Those tried and true horror genre fans of the Child’s Play movies are sure to agree that the original entry into the franchise is undeniably the darkest of all the installments. Even as dark as the film was, there are those that say that the original screenplay, if it had been used, would have made the story line even more tragic.
The 1988 cult movie favorite revolved around the transforming of a cute little kids toy, a doll, into a now well-loved murderous horror icon.
The movie was so popular, it went on to spawn six sequels, each more blood-soaked than the one before, as well as being rebooted for a modern audience. There was even the announcement of a Child’s Play TV show on the horizon.
With each sequel that followed the first, we have seen the killer doll taken in different directions and to even higher degrees of gore and cheesy cinema.
However, with all of the directions the films have been taken in over the years, not one comes close to the original idea that creator and original screenwriter’s Dan Mancini had in store for Chucky.
Although Chucky would never have the imposing presence of Jason Voorhees or even the dark aura as that of Annabelle, he none the less was a presence to be dealt with in the horror genre.
That presence was written into the original story line as an extension of Andy’s character. This was because Andy was the serial killer in that version, and Chucky only came to life, when Andy was sleeping, as a physical presentation of Andy’s unconscious mind.
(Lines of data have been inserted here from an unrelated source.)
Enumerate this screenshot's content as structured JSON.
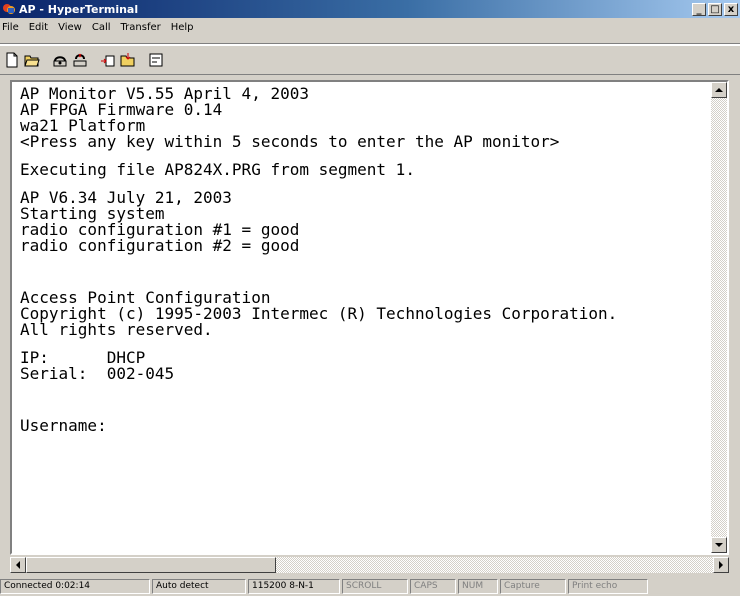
{
  "window": {
    "title": "AP - HyperTerminal",
    "minimize": "_",
    "maximize": "□",
    "close": "x"
  },
  "menu": [
    "File",
    "Edit",
    "View",
    "Call",
    "Transfer",
    "Help"
  ],
  "toolbar": {
    "icons": [
      "new-icon",
      "open-icon",
      "connect-icon",
      "disconnect-icon",
      "send-icon",
      "receive-icon",
      "properties-icon"
    ]
  },
  "terminal": {
    "lines": [
      "AP Monitor V5.55 April 4, 2003",
      "AP FPGA Firmware 0.14",
      "wa21 Platform",
      "<Press any key within 5 seconds to enter the AP monitor>",
      "",
      "Executing file AP824X.PRG from segment 1.",
      "",
      "AP V6.34 July 21, 2003",
      "Starting system",
      "radio configuration #1 = good",
      "radio configuration #2 = good",
      "",
      "",
      "",
      "Access Point Configuration",
      "Copyright (c) 1995-2003 Intermec (R) Technologies Corporation.",
      "All rights reserved.",
      "",
      "IP:      DHCP",
      "Serial:  002-045",
      "",
      "",
      "",
      "Username:"
    ]
  },
  "status": {
    "connected": "Connected 0:02:14",
    "detect": "Auto detect",
    "settings": "115200 8-N-1",
    "scroll": "SCROLL",
    "caps": "CAPS",
    "num": "NUM",
    "capture": "Capture",
    "print_echo": "Print echo"
  }
}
What was the driving force behind Andy’s “alter ego?” His resentment towards his mother, for divorcing his father, and spending more time at work than with him. You know, the classic 80s clichés for why kids in movies go on killing rampages.